▸ WHAT YOU ARE ASKED TO DO
Among the lines below, how many carry the string "value"? Reply with a number and nothing else.

▸ DATA
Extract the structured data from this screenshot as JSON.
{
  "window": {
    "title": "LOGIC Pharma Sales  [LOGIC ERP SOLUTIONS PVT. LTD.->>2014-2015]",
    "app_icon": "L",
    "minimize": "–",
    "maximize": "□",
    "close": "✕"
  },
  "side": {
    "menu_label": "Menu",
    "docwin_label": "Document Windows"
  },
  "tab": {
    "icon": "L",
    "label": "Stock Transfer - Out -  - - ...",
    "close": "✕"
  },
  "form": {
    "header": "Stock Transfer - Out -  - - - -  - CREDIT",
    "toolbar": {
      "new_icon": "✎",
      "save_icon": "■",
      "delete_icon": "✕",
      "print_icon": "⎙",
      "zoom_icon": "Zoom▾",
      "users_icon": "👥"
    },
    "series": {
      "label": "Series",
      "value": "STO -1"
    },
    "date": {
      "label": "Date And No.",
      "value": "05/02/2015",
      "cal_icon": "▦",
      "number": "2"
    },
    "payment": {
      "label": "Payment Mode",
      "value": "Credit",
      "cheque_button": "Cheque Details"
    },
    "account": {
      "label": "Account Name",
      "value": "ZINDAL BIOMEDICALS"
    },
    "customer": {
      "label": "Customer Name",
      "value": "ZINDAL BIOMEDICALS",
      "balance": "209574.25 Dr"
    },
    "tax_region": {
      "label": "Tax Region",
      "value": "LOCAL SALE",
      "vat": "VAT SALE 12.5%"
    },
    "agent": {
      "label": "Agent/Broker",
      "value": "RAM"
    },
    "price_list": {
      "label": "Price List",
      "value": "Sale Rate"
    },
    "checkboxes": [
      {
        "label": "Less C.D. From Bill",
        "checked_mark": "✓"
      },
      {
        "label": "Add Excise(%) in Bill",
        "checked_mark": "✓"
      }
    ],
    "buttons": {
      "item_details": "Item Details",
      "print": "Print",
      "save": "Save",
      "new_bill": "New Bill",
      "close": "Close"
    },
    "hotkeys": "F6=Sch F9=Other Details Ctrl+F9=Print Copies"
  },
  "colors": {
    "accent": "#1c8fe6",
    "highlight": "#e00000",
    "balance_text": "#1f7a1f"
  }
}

▸ RESPONSE TO THE EXERCISE
8